Q. Can our employee take FMLA leave without first giving us notice that she needs leave?
We’ll assist you in tracking and managing intermittent FMLA leave … fighting FMLA fraud and FMLA abuse … and managing FMLA in general.
Beyond mastering FMLA regulations on intermittent leave, we’ll share FMLA guidelines on how to curb FMLA abuse, and dramatically improve your overall FMLA compliance.
Employers can terminate employees who are on FMLA leave if the employers are sure they can later prove to a jury that they would have made the decision to terminate whether the employee took leave or not. That’s a tough burden, so you must make sure you have a solid reason—and you must document it.
A federal court has refused to accept the notion that a standard FMLA eligibility form sent to an employee creates a contract.

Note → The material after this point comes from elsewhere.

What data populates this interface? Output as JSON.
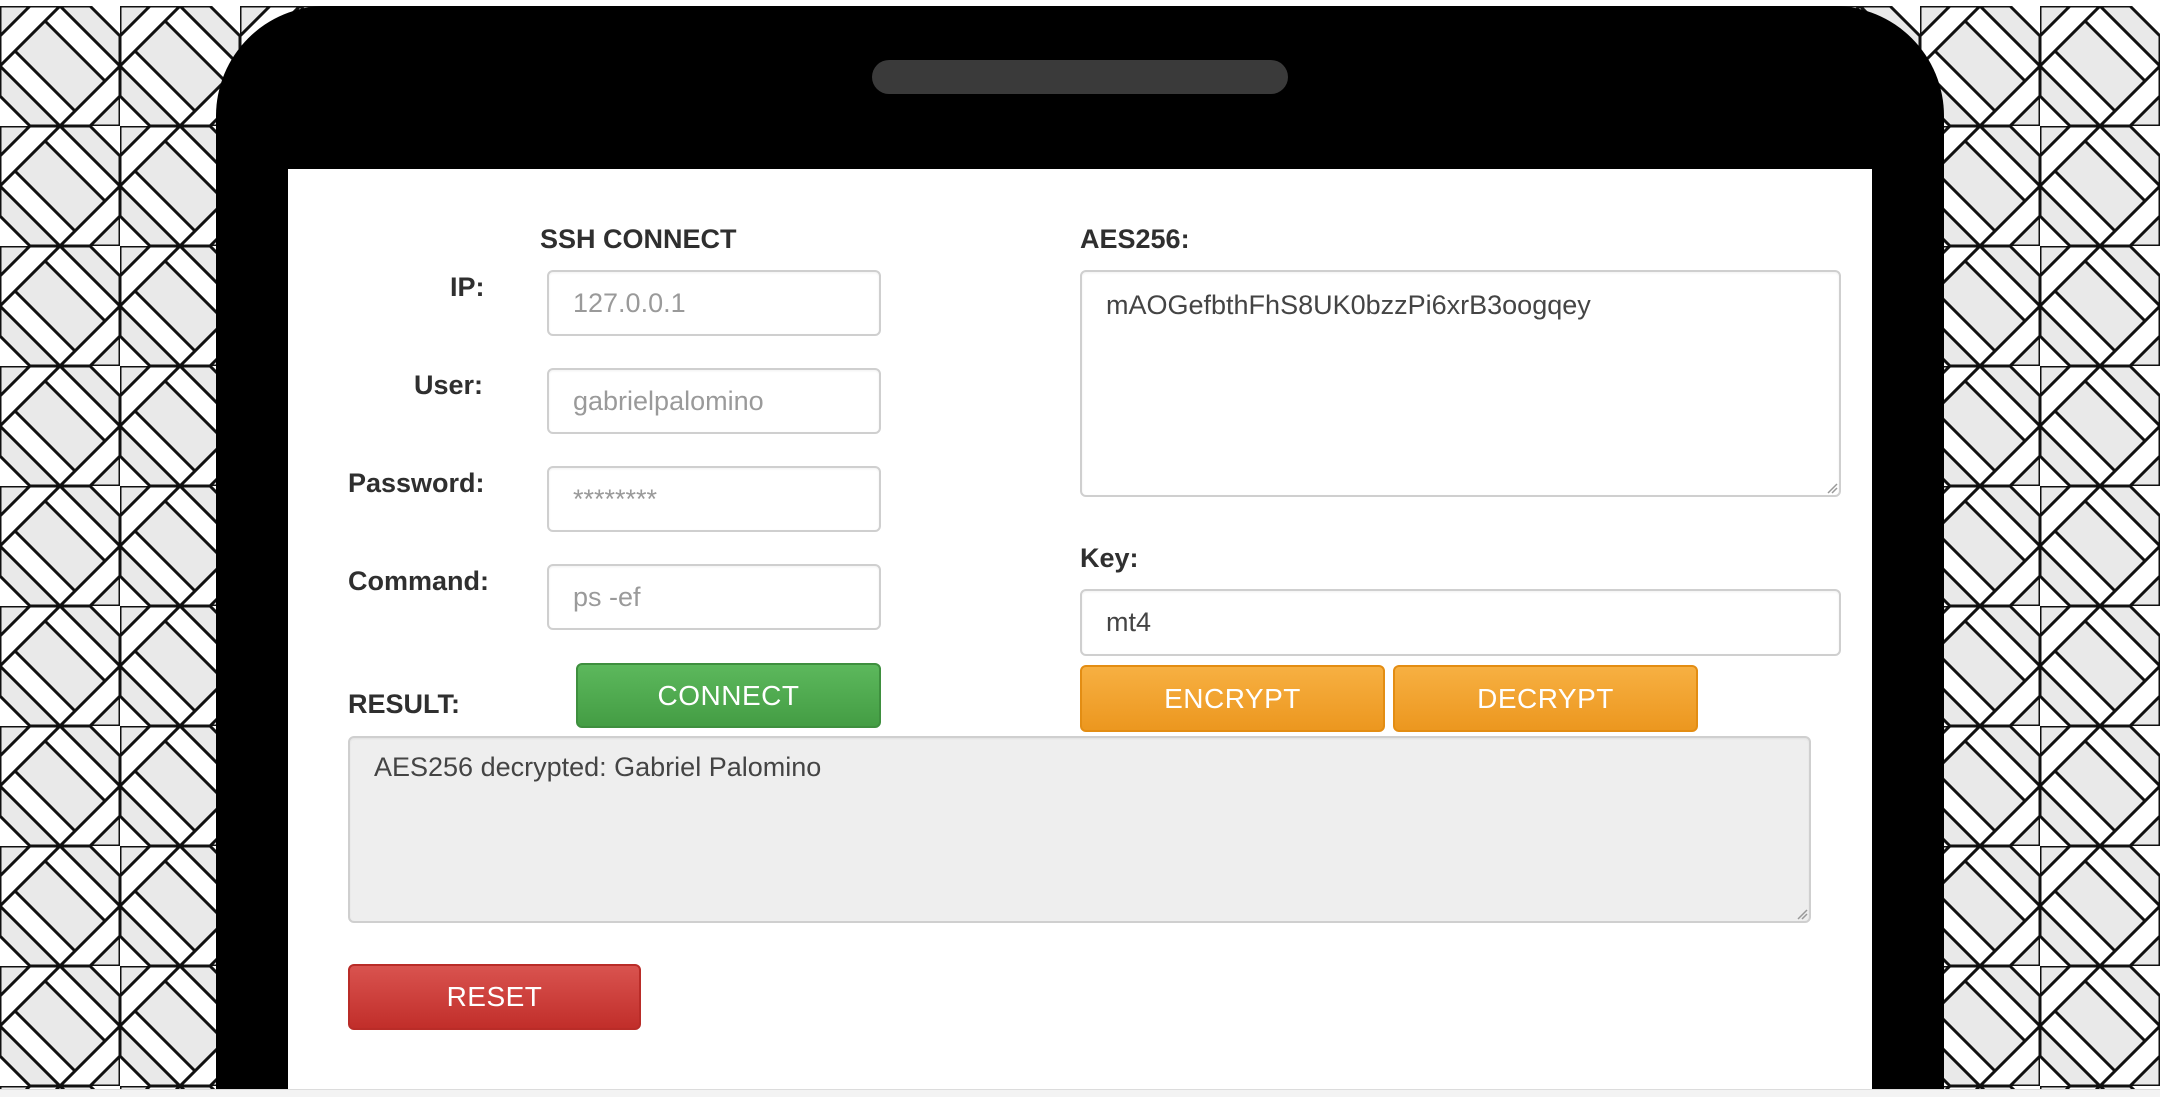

Employers that must decide whom to cut during a reduction in force sometimes mistakenly fear they can’t terminate someone who is out on FMLA leave—even if the employee had an atrocious attendance record before she went on leave. That’s simply not fair to other employees.

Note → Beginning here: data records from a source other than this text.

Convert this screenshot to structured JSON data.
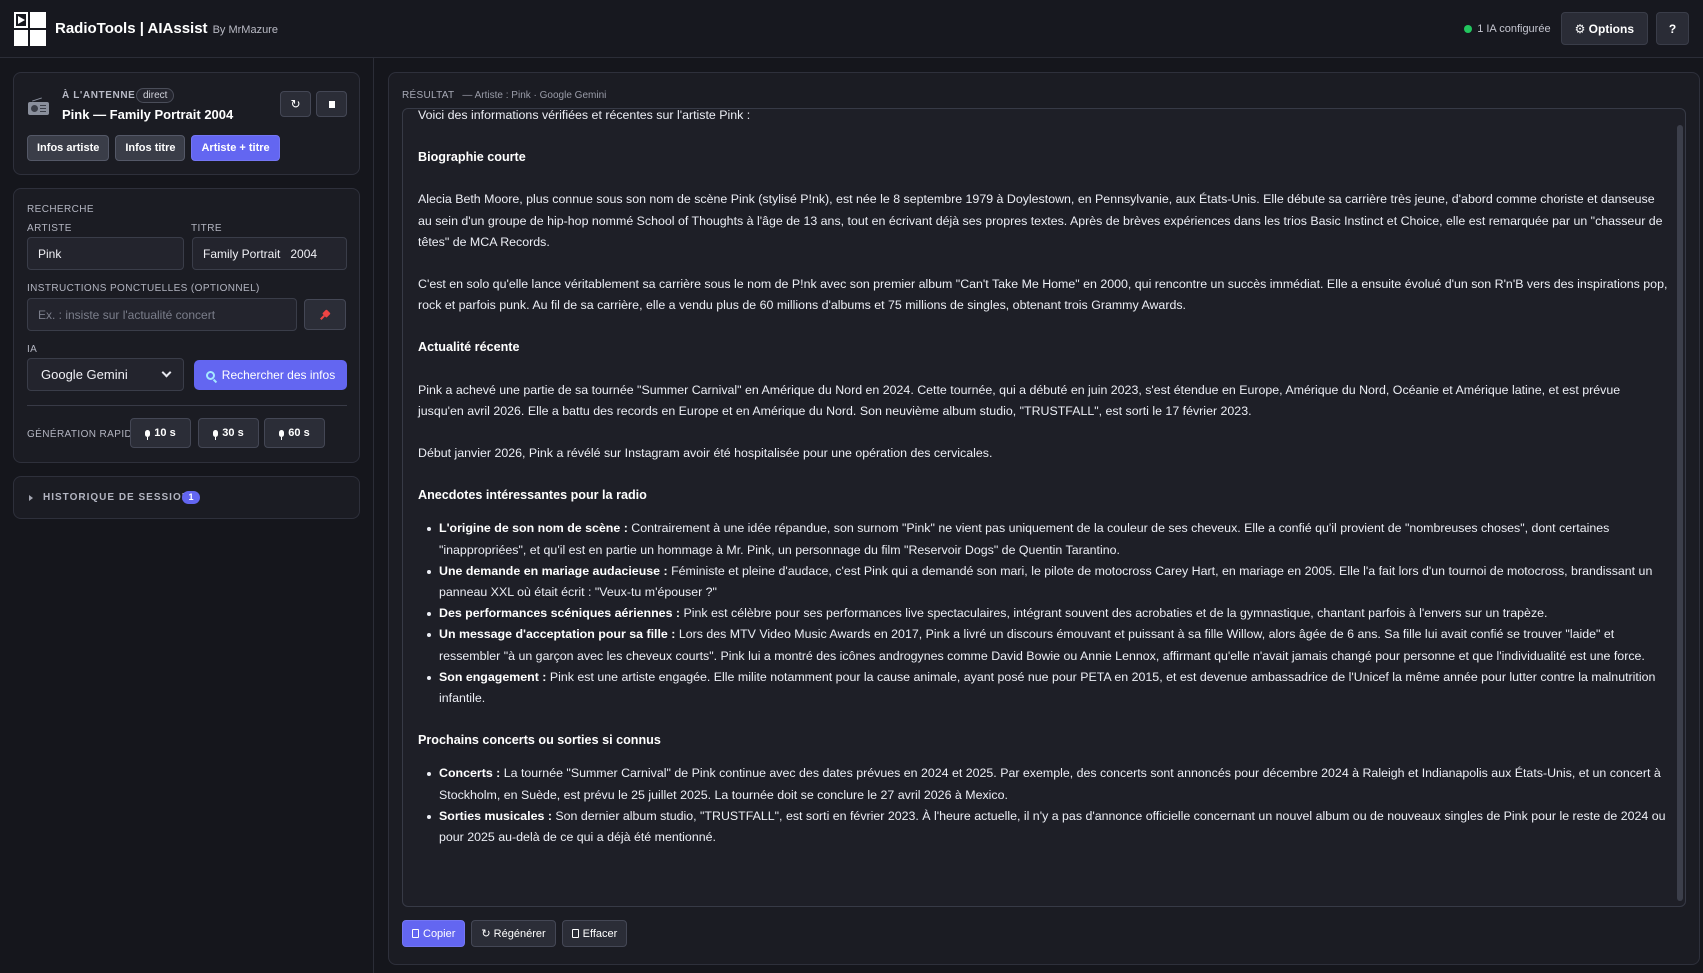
{
  "app": {
    "title": "RadioTools | AIAssist",
    "by": "By MrMazure",
    "status": "1 IA configurée",
    "options_label": "⚙ Options",
    "help_label": "?"
  },
  "now_playing": {
    "label": "À L'ANTENNE",
    "badge": "direct",
    "title": "Pink — Family Portrait 2004",
    "refresh_label": "↻",
    "chips": [
      "Infos artiste",
      "Infos titre",
      "Artiste + titre"
    ],
    "active_chip": "Artiste + titre"
  },
  "search": {
    "section_label": "RECHERCHE",
    "artist_label": "ARTISTE",
    "artist_value": "Pink",
    "title_label": "TITRE",
    "title_value": "Family Portrait   2004",
    "instructions_label": "INSTRUCTIONS PONCTUELLES (OPTIONNEL)",
    "instructions_placeholder": "Ex. : insiste sur l'actualité concert",
    "ia_label": "IA",
    "ia_selected": "Google Gemini",
    "search_button": "Rechercher des infos",
    "quick_label": "GÉNÉRATION RAPIDE",
    "quick_buttons": [
      "10 s",
      "30 s",
      "60 s"
    ]
  },
  "history": {
    "label": "HISTORIQUE DE SESSION",
    "count": "1"
  },
  "result": {
    "label": "RÉSULTAT",
    "sub": "— Artiste : Pink · Google Gemini",
    "intro": "Voici des informations vérifiées et récentes sur l'artiste Pink :",
    "h_bio": "Biographie courte",
    "bio_1": "Alecia Beth Moore, plus connue sous son nom de scène Pink (stylisé P!nk), est née le 8 septembre 1979 à Doylestown, en Pennsylvanie, aux États-Unis. Elle débute sa carrière très jeune, d'abord comme choriste et danseuse au sein d'un groupe de hip-hop nommé School of Thoughts à l'âge de 13 ans, tout en écrivant déjà ses propres textes. Après de brèves expériences dans les trios Basic Instinct et Choice, elle est remarquée par un \"chasseur de têtes\" de MCA Records.",
    "bio_2": "C'est en solo qu'elle lance véritablement sa carrière sous le nom de P!nk avec son premier album \"Can't Take Me Home\" en 2000, qui rencontre un succès immédiat. Elle a ensuite évolué d'un son R'n'B vers des inspirations pop, rock et parfois punk. Au fil de sa carrière, elle a vendu plus de 60 millions d'albums et 75 millions de singles, obtenant trois Grammy Awards.",
    "h_news": "Actualité récente",
    "news_1": "Pink a achevé une partie de sa tournée \"Summer Carnival\" en Amérique du Nord en 2024. Cette tournée, qui a débuté en juin 2023, s'est étendue en Europe, Amérique du Nord, Océanie et Amérique latine, et est prévue jusqu'en avril 2026. Elle a battu des records en Europe et en Amérique du Nord. Son neuvième album studio, \"TRUSTFALL\", est sorti le 17 février 2023.",
    "news_2": "Début janvier 2026, Pink a révélé sur Instagram avoir été hospitalisée pour une opération des cervicales.",
    "h_anec": "Anecdotes intéressantes pour la radio",
    "anecdotes": [
      {
        "title": "L'origine de son nom de scène :",
        "text": " Contrairement à une idée répandue, son surnom \"Pink\" ne vient pas uniquement de la couleur de ses cheveux. Elle a confié qu'il provient de \"nombreuses choses\", dont certaines \"inappropriées\", et qu'il est en partie un hommage à Mr. Pink, un personnage du film \"Reservoir Dogs\" de Quentin Tarantino."
      },
      {
        "title": "Une demande en mariage audacieuse :",
        "text": " Féministe et pleine d'audace, c'est Pink qui a demandé son mari, le pilote de motocross Carey Hart, en mariage en 2005. Elle l'a fait lors d'un tournoi de motocross, brandissant un panneau XXL où était écrit : \"Veux-tu m'épouser ?\""
      },
      {
        "title": "Des performances scéniques aériennes :",
        "text": " Pink est célèbre pour ses performances live spectaculaires, intégrant souvent des acrobaties et de la gymnastique, chantant parfois à l'envers sur un trapèze."
      },
      {
        "title": "Un message d'acceptation pour sa fille :",
        "text": " Lors des MTV Video Music Awards en 2017, Pink a livré un discours émouvant et puissant à sa fille Willow, alors âgée de 6 ans. Sa fille lui avait confié se trouver \"laide\" et ressembler \"à un garçon avec les cheveux courts\". Pink lui a montré des icônes androgynes comme David Bowie ou Annie Lennox, affirmant qu'elle n'avait jamais changé pour personne et que l'individualité est une force."
      },
      {
        "title": "Son engagement :",
        "text": " Pink est une artiste engagée. Elle milite notamment pour la cause animale, ayant posé nue pour PETA en 2015, et est devenue ambassadrice de l'Unicef la même année pour lutter contre la malnutrition infantile."
      }
    ],
    "h_next": "Prochains concerts ou sorties si connus",
    "next": [
      {
        "title": "Concerts :",
        "text": " La tournée \"Summer Carnival\" de Pink continue avec des dates prévues en 2024 et 2025. Par exemple, des concerts sont annoncés pour décembre 2024 à Raleigh et Indianapolis aux États-Unis, et un concert à Stockholm, en Suède, est prévu le 25 juillet 2025. La tournée doit se conclure le 27 avril 2026 à Mexico."
      },
      {
        "title": "Sorties musicales :",
        "text": " Son dernier album studio, \"TRUSTFALL\", est sorti en février 2023. À l'heure actuelle, il n'y a pas d'annonce officielle concernant un nouvel album ou de nouveaux singles de Pink pour le reste de 2024 ou pour 2025 au-delà de ce qui a déjà été mentionné."
      }
    ]
  },
  "actions": {
    "copy": "Copier",
    "regen": "↻ Régénérer",
    "clear": "Effacer"
  }
}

As the winter months set in, some people may notice that they feel more tired, experience weight gain or struggle to get out of bed in the morning. While the majority of people who experience these symptoms have nothing more serious than the “winter blues,” others suffer from a potentially debilitating condition known as seasonal affective disorder (SAD). Be careful not to brush off employees who complain of SAD.
A federal trial court has concluded that coming to work is an essential function of one’s job. Therefore, the ADA doesn’t cover disabled employees who can’t meet that basic requirement.

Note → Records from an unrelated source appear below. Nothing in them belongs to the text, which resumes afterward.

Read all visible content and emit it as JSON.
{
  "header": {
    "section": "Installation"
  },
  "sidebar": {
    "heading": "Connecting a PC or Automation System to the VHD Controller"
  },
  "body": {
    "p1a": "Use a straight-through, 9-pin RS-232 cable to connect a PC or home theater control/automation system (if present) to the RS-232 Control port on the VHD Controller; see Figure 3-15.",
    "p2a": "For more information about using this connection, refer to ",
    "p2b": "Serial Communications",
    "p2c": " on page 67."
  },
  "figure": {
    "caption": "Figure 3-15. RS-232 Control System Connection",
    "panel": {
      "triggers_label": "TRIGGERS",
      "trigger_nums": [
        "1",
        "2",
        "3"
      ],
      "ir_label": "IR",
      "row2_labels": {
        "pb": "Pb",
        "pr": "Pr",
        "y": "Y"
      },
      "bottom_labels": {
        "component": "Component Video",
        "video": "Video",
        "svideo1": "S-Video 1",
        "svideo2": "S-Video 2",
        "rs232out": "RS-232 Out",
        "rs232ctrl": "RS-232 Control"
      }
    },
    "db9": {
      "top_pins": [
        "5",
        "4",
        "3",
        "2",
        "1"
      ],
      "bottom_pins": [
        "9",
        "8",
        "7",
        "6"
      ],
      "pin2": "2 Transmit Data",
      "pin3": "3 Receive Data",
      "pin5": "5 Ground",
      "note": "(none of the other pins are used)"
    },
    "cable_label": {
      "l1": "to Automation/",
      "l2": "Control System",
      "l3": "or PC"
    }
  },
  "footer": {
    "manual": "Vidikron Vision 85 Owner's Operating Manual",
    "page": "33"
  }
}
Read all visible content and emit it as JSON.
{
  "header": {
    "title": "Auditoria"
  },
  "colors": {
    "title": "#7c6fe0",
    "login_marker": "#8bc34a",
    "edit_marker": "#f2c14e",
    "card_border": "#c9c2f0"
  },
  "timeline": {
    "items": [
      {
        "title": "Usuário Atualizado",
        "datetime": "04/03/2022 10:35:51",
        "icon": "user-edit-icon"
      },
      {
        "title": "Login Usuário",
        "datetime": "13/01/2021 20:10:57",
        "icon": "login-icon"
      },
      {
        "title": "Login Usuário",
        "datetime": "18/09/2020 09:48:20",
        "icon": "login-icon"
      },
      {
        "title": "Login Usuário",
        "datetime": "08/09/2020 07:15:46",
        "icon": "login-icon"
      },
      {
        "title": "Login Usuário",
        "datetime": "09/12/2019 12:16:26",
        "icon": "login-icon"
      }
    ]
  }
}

Q. We have a point system for absences and lateness. Our no-fault attendance policy states that if employees call in after the start of their shifts, they’ll receive two points. What if the reason for an absence is covered by the FMLA? Should the employee still receive the two points?
Employees who sue under the FMLA for alleged interference with the right to take covered leave can’t throw in an additional claim for wrongful termination under state common law. That’s because North Carolina allows wrongful termination claims only in very limited circumstances ...
A federal court hearing a North Carolina case has dismissed a discrimination lawsuit based on failure to file that lawsuit within a shortened time limit that the parties had agreed they would use.
It’s not surprising that employees and employers can view the same circumstances differently. Consider, for example, the following case, in which an employee thought she had been replaced and promptly left. She was entitled to unemployment compensation based on her reasonable belief that she had been fired even though her employer never told her so.